Scientists at the Helmholtz-Zentrum Dresden-Rossendorf (HZDR) together with colleagues from the Helmholtz-Zentrum Berlin (HZB) and the University of Virginia...
Novel highly efficient and brilliant gamma-ray source: Based on model calculations, physicists of the Max PIanck Institute for Nuclear Physics in Heidelberg propose a novel method for an efficient high-brilliance gamma-ray source. A giant collimated gamma-ray pulse is generated from the interaction of a dense ultra-relativistic electron beam with a thin solid conductor. Energetic gamma-rays are copiously produced as the electron beam splits into filaments while propagating across the conductor. The resulting gamma-ray energy and flux enable novel experiments in nuclear and fundamental physics.
The typical wavelength of light interacting with an object of the microcosm scales with the size of this object. For atoms, this ranges from visible light to...
Stable joint cartilage can be produced from adult stem cells originating from bone marrow. This is made possible by inducing specific molecular processes occurring during embryonic cartilage formation, as researchers from the University and University Hospital of Basel report in the scientific journal PNAS.

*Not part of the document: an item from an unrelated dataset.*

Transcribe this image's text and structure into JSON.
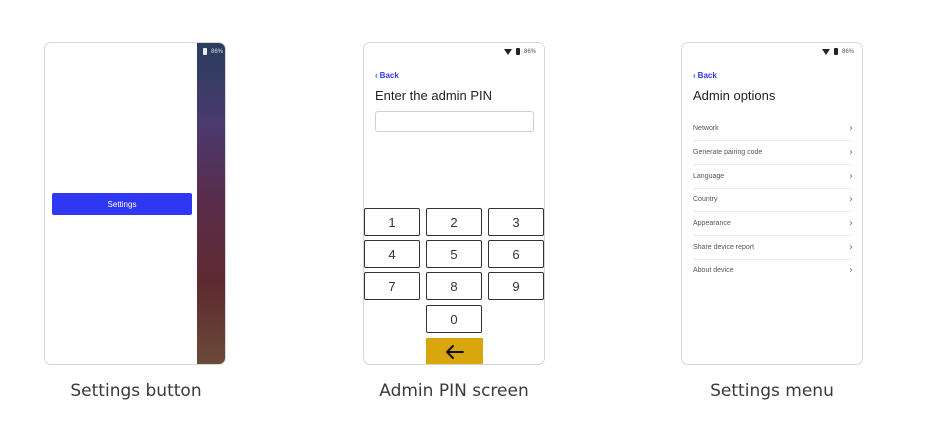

Certain mesenchymal stem/stromal cells from the bone marrow of adults are considered extremely promising for skeletal tissue regeneration. These adult stem...
13.04.2018 | Event News
12.04.2018 | Event News
09.04.2018 | Event News
23.04.2018 | Physics and Astronomy
23.04.2018 | Physics and Astronomy
23.04.2018 | Trade Fair News